#### Data for this exercise

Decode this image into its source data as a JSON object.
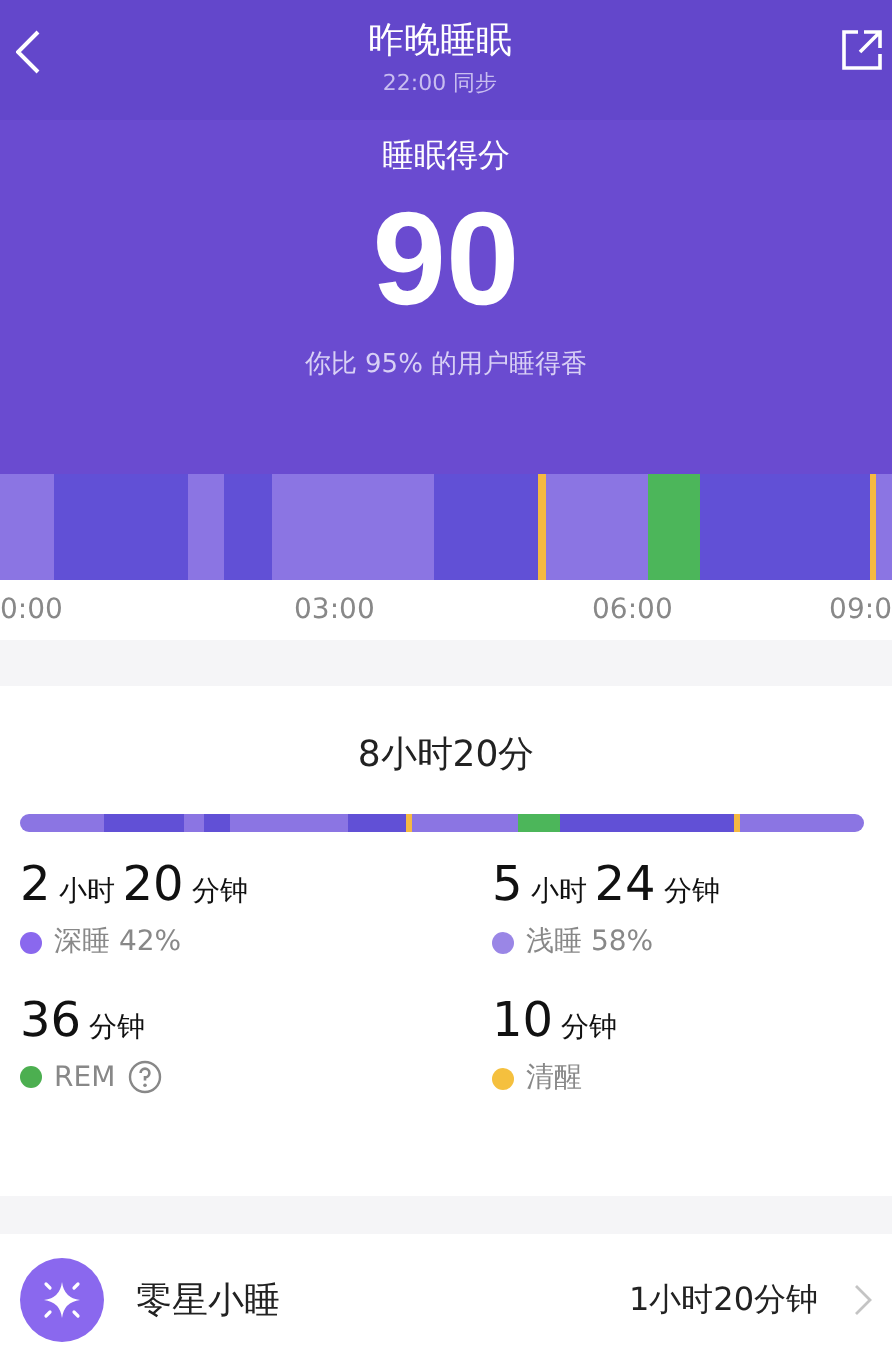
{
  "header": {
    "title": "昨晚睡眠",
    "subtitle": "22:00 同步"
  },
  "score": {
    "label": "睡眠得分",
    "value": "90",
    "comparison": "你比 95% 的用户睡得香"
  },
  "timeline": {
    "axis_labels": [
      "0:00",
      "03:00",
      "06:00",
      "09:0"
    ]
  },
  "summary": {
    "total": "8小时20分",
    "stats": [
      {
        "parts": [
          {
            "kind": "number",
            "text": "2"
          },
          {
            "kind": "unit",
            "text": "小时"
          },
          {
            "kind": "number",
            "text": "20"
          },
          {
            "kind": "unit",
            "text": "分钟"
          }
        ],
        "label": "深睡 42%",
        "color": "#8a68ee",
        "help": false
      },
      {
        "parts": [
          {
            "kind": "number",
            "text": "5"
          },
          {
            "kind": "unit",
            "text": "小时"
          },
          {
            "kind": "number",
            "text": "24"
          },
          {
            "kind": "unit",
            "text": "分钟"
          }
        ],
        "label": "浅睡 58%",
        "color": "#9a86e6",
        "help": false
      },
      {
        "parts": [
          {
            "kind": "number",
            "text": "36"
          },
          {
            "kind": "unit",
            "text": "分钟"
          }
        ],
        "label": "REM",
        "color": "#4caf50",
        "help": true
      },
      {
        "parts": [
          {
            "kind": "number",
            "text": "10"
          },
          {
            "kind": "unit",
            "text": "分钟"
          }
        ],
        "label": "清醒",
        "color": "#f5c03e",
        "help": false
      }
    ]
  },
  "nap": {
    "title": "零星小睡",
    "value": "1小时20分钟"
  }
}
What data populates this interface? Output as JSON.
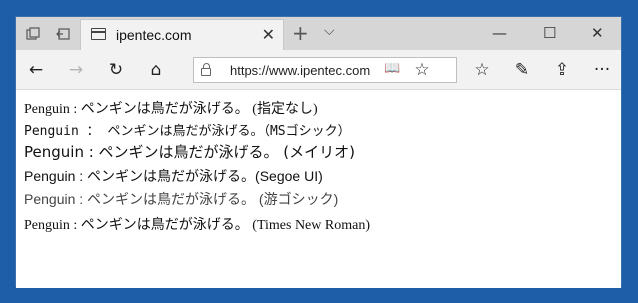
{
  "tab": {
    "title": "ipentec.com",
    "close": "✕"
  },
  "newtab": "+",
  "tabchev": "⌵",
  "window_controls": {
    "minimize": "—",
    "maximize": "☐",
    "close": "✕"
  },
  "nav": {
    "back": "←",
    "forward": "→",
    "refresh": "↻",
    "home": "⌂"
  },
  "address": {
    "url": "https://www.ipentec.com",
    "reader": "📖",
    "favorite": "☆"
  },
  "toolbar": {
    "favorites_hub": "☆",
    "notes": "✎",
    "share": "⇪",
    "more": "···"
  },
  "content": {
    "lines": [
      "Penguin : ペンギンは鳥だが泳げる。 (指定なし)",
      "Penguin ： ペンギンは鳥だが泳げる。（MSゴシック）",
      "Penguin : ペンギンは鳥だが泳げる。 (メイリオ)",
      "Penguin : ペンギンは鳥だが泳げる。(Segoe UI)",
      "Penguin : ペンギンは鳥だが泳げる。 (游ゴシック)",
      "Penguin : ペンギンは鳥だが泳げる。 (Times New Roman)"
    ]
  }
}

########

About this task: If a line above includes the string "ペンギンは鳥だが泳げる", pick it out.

Response box:
      "Penguin : ペンギンは鳥だが泳げる。 (指定なし)",
      "Penguin ： ペンギンは鳥だが泳げる。（MSゴシック）",
      "Penguin : ペンギンは鳥だが泳げる。 (メイリオ)",
      "Penguin : ペンギンは鳥だが泳げる。(Segoe UI)",
      "Penguin : ペンギンは鳥だが泳げる。 (游ゴシック)",
      "Penguin : ペンギンは鳥だが泳げる。 (Times New Roman)"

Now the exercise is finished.